One of the things that separates driving enthusiasts from daily commuters is that enthusiasts know how to take a corner. While most drivers ride the brakes or coast through the entire curve, a skilled driver is on the gas just after hitting the apex. A similar thing can be said about skilled public speakers. Continue reading
As I mentioned before, planning and rehearsing are critical for successful presentations. There is, however, one thing that you might have to do on the spot: a meet and greet.
For those of you who do a lot of one-off seminars, you might not have a clue about your audience beforehand. Yet, as previously discussed, tailoring your content to your audience is critical. So dos this mean that we are at an impasse here? Not at all. Continue reading
Photo Credit: Toyota/Subaru
In separate posts, I’ve shared words of wisdom from Rakuten’s Hiroshi Mikitani and my own thoughts on “kaizen.” Well, as fate would have it, one of Mr. Mikitani’s recent LinkedIn posts also covers kaizen. Continue reading
I recently stumbled upon this excellent article from Business Insider:
Amazing Career Advice for College Grads from LinkedIn’s Billionaire Founder
Sharing advice for new graduates is not the main purpose for writing this post. The article’s advice, however, happens to be superb. So, if you know some new grads, by all means share away! Continue reading
For one of my recent seminars, I decided to challenge myself. As an admitted follower of Presentation Zen, over the past few months I have been reducing the amount of bullet points in my presentations.
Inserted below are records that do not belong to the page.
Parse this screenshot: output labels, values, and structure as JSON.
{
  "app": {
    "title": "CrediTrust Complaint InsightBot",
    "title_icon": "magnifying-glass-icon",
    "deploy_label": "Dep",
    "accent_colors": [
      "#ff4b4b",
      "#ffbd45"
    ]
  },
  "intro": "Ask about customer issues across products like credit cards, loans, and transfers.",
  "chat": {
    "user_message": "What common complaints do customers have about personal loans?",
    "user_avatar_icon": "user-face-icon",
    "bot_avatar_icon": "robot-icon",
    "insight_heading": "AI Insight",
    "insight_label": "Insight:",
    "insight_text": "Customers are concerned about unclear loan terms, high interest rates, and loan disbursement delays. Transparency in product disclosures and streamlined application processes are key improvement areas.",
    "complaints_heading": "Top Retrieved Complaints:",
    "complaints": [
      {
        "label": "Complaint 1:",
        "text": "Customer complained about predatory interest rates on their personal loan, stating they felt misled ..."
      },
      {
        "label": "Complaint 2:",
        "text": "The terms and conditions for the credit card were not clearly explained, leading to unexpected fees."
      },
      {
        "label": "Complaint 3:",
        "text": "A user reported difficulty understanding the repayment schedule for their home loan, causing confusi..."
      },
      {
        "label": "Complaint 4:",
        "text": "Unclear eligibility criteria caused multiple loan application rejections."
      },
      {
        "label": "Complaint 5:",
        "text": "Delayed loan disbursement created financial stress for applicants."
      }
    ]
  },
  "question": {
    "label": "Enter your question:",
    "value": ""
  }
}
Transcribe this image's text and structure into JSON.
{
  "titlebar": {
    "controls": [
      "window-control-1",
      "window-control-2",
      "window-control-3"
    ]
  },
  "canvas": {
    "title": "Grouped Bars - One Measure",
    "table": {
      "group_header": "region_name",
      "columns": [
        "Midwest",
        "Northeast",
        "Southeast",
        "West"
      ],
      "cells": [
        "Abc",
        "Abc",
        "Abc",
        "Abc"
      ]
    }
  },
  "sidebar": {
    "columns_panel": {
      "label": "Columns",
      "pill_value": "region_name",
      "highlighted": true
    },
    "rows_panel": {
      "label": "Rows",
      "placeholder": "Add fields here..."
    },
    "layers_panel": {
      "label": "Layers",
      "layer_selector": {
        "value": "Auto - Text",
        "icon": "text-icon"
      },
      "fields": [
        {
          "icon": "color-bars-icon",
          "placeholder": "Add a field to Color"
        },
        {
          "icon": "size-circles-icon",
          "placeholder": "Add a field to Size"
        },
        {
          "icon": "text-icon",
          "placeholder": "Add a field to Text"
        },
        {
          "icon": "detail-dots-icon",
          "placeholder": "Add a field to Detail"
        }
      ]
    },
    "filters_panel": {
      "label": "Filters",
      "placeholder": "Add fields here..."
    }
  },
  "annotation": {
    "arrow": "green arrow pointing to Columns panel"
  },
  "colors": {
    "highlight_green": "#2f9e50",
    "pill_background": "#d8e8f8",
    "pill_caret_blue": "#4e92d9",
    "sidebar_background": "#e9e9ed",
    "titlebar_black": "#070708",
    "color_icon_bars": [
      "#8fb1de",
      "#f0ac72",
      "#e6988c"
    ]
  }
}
For my seminar on effective meetings, I thought to myself, “What if I could make this PowerPoint slide show without a single bullet point?” Continue reading
Kaizen, Japanese for “good improvement,” became a popular word in Japanese business as the country developed after World War II. As the phrase spread throughout the international business scene, it grew into a business philosophy, loosely translated as “continuous improvement.” Perhaps its most famous application is in the Toyota Production System. Continue reading